* _Task prompt_
Copy every line that contains the string "settings" from the entries below.

----------------

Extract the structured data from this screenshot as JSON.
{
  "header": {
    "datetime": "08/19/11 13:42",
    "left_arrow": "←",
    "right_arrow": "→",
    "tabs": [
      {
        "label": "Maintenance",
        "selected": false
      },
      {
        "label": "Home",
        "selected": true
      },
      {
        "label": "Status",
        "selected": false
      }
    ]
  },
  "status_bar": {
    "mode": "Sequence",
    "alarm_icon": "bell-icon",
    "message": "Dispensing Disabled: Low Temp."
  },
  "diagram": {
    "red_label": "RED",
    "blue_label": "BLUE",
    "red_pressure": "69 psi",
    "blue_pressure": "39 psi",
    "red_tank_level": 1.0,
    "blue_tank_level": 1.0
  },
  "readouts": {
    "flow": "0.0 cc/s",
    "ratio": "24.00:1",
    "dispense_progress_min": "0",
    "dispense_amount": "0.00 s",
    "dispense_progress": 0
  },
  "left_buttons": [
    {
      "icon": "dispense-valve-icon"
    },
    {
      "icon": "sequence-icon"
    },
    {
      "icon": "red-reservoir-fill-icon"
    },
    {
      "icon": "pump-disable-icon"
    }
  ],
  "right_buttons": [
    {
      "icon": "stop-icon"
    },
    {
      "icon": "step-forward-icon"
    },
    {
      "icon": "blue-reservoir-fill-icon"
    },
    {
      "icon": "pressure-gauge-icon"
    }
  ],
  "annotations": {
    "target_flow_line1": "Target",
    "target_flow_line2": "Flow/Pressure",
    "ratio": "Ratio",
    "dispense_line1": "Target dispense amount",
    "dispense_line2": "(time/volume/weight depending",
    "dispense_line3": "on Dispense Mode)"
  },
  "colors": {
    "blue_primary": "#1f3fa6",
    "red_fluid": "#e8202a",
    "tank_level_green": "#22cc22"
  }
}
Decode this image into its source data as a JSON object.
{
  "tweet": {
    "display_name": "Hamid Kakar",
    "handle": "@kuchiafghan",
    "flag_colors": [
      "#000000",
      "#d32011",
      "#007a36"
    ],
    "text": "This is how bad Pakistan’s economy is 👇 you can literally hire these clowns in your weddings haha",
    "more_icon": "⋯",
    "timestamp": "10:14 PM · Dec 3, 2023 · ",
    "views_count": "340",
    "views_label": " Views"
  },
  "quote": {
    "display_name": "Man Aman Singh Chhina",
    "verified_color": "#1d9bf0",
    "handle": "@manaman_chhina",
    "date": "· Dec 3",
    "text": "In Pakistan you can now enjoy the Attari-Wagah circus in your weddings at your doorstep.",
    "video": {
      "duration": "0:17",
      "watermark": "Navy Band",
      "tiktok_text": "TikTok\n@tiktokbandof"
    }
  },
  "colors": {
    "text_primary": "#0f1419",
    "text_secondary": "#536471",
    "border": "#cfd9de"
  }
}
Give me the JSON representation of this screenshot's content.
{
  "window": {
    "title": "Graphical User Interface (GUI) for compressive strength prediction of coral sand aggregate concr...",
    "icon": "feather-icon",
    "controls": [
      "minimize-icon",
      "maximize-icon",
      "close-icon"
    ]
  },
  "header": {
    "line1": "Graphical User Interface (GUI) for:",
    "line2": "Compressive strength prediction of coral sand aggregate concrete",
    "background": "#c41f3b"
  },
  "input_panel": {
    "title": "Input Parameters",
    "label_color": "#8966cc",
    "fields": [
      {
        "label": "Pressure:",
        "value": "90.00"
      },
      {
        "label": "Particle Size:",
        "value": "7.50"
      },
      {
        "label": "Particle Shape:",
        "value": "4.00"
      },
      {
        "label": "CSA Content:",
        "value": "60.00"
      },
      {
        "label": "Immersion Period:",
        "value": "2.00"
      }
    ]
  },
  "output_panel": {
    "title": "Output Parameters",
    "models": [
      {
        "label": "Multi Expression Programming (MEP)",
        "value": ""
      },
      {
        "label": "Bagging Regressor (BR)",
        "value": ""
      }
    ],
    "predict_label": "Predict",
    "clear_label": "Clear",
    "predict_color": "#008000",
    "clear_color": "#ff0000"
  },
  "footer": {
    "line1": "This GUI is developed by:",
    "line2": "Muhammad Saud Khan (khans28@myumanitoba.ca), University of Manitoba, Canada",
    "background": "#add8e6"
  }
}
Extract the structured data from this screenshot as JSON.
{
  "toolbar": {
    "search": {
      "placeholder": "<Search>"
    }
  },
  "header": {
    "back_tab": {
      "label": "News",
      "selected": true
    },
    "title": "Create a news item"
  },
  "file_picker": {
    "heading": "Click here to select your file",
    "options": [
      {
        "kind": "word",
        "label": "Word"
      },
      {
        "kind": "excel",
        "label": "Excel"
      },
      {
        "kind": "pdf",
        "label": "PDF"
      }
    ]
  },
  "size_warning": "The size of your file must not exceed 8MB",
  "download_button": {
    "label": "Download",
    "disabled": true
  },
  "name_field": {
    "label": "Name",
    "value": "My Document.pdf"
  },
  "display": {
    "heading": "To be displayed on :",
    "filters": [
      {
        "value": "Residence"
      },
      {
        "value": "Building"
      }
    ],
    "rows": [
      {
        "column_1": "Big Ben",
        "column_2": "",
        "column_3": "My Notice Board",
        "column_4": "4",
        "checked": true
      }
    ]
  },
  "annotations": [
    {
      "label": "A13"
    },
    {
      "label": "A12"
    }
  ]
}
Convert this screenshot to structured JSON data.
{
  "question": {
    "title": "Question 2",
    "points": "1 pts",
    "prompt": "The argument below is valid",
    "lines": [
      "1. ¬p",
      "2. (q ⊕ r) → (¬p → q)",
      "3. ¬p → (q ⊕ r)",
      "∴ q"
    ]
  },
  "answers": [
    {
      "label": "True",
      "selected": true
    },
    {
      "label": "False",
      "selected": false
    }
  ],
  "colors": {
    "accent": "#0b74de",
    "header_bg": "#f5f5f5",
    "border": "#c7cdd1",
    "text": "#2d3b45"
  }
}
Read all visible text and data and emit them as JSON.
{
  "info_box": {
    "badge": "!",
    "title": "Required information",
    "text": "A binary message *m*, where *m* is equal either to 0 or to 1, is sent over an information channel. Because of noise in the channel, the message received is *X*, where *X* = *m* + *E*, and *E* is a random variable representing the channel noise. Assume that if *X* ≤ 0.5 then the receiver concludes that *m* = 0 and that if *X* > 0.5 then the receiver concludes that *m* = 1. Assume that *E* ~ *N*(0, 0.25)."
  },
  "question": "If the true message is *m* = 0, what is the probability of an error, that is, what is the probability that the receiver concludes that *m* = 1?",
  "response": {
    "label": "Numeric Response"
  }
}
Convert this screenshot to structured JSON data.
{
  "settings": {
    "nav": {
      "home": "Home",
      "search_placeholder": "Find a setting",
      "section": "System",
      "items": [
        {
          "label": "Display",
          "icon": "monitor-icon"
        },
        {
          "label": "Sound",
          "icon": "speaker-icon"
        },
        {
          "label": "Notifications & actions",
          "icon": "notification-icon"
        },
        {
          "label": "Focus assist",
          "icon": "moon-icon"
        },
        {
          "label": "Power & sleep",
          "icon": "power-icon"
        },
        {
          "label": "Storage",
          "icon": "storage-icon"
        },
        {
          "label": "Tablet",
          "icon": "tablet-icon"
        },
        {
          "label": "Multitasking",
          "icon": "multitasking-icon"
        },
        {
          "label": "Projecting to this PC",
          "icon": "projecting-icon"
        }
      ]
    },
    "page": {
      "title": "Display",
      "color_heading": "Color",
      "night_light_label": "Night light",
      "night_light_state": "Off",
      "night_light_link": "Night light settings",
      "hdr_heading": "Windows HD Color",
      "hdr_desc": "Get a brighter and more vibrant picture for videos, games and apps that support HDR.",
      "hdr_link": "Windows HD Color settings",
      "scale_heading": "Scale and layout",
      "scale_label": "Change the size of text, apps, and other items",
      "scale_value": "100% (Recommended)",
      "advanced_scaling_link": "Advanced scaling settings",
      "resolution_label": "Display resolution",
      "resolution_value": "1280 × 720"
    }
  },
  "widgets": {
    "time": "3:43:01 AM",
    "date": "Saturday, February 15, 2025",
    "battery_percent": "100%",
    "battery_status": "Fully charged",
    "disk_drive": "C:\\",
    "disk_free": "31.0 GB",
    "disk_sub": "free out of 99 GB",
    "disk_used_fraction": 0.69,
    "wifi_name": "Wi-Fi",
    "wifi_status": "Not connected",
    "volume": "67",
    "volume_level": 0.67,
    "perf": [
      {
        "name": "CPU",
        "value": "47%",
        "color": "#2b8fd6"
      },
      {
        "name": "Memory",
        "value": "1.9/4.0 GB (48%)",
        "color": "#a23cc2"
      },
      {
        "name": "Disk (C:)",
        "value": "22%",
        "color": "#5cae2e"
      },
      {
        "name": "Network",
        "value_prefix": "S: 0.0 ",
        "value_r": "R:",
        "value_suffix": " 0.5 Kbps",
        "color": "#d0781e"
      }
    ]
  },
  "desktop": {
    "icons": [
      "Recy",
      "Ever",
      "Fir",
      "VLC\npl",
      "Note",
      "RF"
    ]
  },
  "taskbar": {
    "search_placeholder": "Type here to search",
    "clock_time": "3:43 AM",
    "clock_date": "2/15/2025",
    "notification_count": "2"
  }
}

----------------

* _Solution to the problem_
  "settings": {
      "night_light_link": "Night light settings",
      "hdr_link": "Windows HD Color settings",
      "advanced_scaling_link": "Advanced scaling settings",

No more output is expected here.